The next week some of my neighborhood friends came over to our house and when they saw the out-of-place furniture they looked puzzled, "Where did you guys get all of this stuff? Are you rich?" I assured them we were not rich, but they remained confused. How could we not be rich and yet have so much new stuff? I shrugged. I didn't know how it had happened but it happened. I didn't question how it got there or how Bud and Frances had paid for it. I was just a kid enjoying a few of the finer comforts in life.
However, as things always did where Frances was concerned, nothing could make her happy enough to stick around for too long. After a few weeks of playing house with some life-sized doll furniture, she left. Tobacco season drew to an end and Bud was out of work. No more paychecks. No more disability checks. The only money that would now flow through our house was a modest welfare allotment and whatever few dollars the family sent our way.
A month passed. Two months. Three months. Frances was gone, but our material possessions remained. No amount of "stuff" replaces the sting of an absent parent, but we didn't preoccupy ourselves with thoughts of her. There's no point. We just enjoyed our new bikes all day and played Mario Brothers all night.

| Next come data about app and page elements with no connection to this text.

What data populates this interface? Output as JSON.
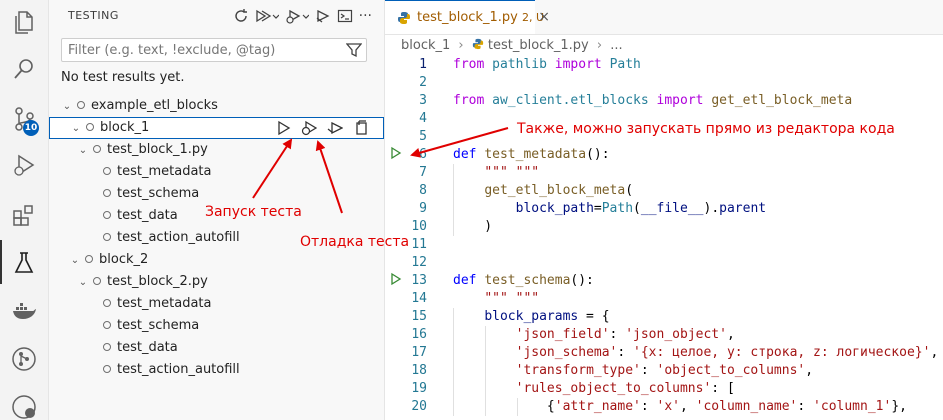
{
  "sidebar": {
    "title": "TESTING",
    "filter_placeholder": "Filter (e.g. text, !exclude, @tag)",
    "no_results": "No test results yet.",
    "tree": [
      {
        "label": "example_etl_blocks",
        "chev": "⌄"
      },
      {
        "label": "block_1",
        "chev": "⌄"
      },
      {
        "label": "test_block_1.py",
        "chev": "⌄"
      },
      {
        "label": "test_metadata",
        "chev": ""
      },
      {
        "label": "test_schema",
        "chev": ""
      },
      {
        "label": "test_data",
        "chev": ""
      },
      {
        "label": "test_action_autofill",
        "chev": ""
      },
      {
        "label": "block_2",
        "chev": "⌄"
      },
      {
        "label": "test_block_2.py",
        "chev": "⌄"
      },
      {
        "label": "test_metadata",
        "chev": ""
      },
      {
        "label": "test_schema",
        "chev": ""
      },
      {
        "label": "test_data",
        "chev": ""
      },
      {
        "label": "test_action_autofill",
        "chev": ""
      }
    ],
    "more_label": "···"
  },
  "activity": {
    "badge": "10",
    "icons": [
      "files-icon",
      "search-icon",
      "source-control-icon",
      "run-debug-icon",
      "extensions-icon",
      "testing-icon",
      "docker-icon",
      "git-graph-icon",
      "remote-icon"
    ]
  },
  "editor": {
    "tab_label": "test_block_1.py",
    "tab_status": "2, U",
    "breadcrumb": [
      "block_1",
      "test_block_1.py",
      "..."
    ],
    "lines": [
      {
        "n": "1",
        "segs": [
          [
            "kw2",
            "from"
          ],
          [
            "pl",
            " "
          ],
          [
            "cls",
            "pathlib"
          ],
          [
            "pl",
            " "
          ],
          [
            "kw2",
            "import"
          ],
          [
            "pl",
            " "
          ],
          [
            "cls",
            "Path"
          ]
        ]
      },
      {
        "n": "2",
        "segs": []
      },
      {
        "n": "3",
        "segs": [
          [
            "kw2",
            "from"
          ],
          [
            "pl",
            " "
          ],
          [
            "cls",
            "aw_client.etl_blocks"
          ],
          [
            "pl",
            " "
          ],
          [
            "kw2",
            "import"
          ],
          [
            "pl",
            " "
          ],
          [
            "fn",
            "get_etl_block_meta"
          ]
        ]
      },
      {
        "n": "4",
        "segs": []
      },
      {
        "n": "5",
        "segs": []
      },
      {
        "n": "6",
        "segs": [
          [
            "kw",
            "def"
          ],
          [
            "pl",
            " "
          ],
          [
            "fn",
            "test_metadata"
          ],
          [
            "pl",
            "():"
          ]
        ]
      },
      {
        "n": "7",
        "segs": [
          [
            "pl",
            "    "
          ],
          [
            "str",
            "\"\"\" \"\"\""
          ]
        ]
      },
      {
        "n": "8",
        "segs": [
          [
            "pl",
            "    "
          ],
          [
            "fn",
            "get_etl_block_meta"
          ],
          [
            "pl",
            "("
          ]
        ]
      },
      {
        "n": "9",
        "segs": [
          [
            "pl",
            "        "
          ],
          [
            "var",
            "block_path"
          ],
          [
            "pl",
            "="
          ],
          [
            "cls",
            "Path"
          ],
          [
            "pl",
            "("
          ],
          [
            "var",
            "__file__"
          ],
          [
            "pl",
            ")."
          ],
          [
            "var",
            "parent"
          ]
        ]
      },
      {
        "n": "10",
        "segs": [
          [
            "pl",
            "    )"
          ]
        ]
      },
      {
        "n": "11",
        "segs": []
      },
      {
        "n": "12",
        "segs": []
      },
      {
        "n": "13",
        "segs": [
          [
            "kw",
            "def"
          ],
          [
            "pl",
            " "
          ],
          [
            "fn",
            "test_schema"
          ],
          [
            "pl",
            "():"
          ]
        ]
      },
      {
        "n": "14",
        "segs": [
          [
            "pl",
            "    "
          ],
          [
            "str",
            "\"\"\" \"\"\""
          ]
        ]
      },
      {
        "n": "15",
        "segs": [
          [
            "pl",
            "    "
          ],
          [
            "var",
            "block_params"
          ],
          [
            "pl",
            " = {"
          ]
        ]
      },
      {
        "n": "16",
        "segs": [
          [
            "pl",
            "        "
          ],
          [
            "str",
            "'json_field'"
          ],
          [
            "pl",
            ": "
          ],
          [
            "str",
            "'json_object'"
          ],
          [
            "pl",
            ","
          ]
        ]
      },
      {
        "n": "17",
        "segs": [
          [
            "pl",
            "        "
          ],
          [
            "str",
            "'json_schema'"
          ],
          [
            "pl",
            ": "
          ],
          [
            "str",
            "'{x: целое, y: строка, z: логическое}'"
          ],
          [
            "pl",
            ","
          ]
        ]
      },
      {
        "n": "18",
        "segs": [
          [
            "pl",
            "        "
          ],
          [
            "str",
            "'transform_type'"
          ],
          [
            "pl",
            ": "
          ],
          [
            "str",
            "'object_to_columns'"
          ],
          [
            "pl",
            ","
          ]
        ]
      },
      {
        "n": "19",
        "segs": [
          [
            "pl",
            "        "
          ],
          [
            "str",
            "'rules_object_to_columns'"
          ],
          [
            "pl",
            ": ["
          ]
        ]
      },
      {
        "n": "20",
        "segs": [
          [
            "pl",
            "            {"
          ],
          [
            "str",
            "'attr_name'"
          ],
          [
            "pl",
            ": "
          ],
          [
            "str",
            "'x'"
          ],
          [
            "pl",
            ", "
          ],
          [
            "str",
            "'column_name'"
          ],
          [
            "pl",
            ": "
          ],
          [
            "str",
            "'column_1'"
          ],
          [
            "pl",
            "},"
          ]
        ]
      }
    ]
  },
  "annotations": {
    "editor_note": "Также, можно запускать прямо из редактора кода",
    "run_note": "Запуск теста",
    "debug_note": "Отладка теста"
  },
  "colors": {
    "annotation": "#e00000",
    "accent": "#005fb8"
  }
}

Then after a few months, the same green Heilig-Meyers truck came rumbling down our street. More furniture? What could we possibly be getting now? Bud met the truck driver at the door. It was clear from Bud's face that today's visit was not going to be as exciting as the first. A new word was being introduced into my fifth grade vocabulary: Repossession. It was awful. We watched them load up everything we had bought just a few short months before into the back of a moving truck. I didn't know the Repo Man could take away my bike! I didn't know the Repo Man could take away my Nintendo! My bed! Where am I gonna sleep?! When those men finished emptying our trailer of all those earthly treasures, I stood in the middle of the floor staring in disbelief at the little dents marked in the carpet where "stuff" used to be. It wasn't the worse feeling I'd ever had by far, but it was upsetting just the same. A lump started to develop in my throat and I could feel myself getting ready to cry, but I didn't. Such is life. If mothers can slip in and out of your fingers, why not furniture?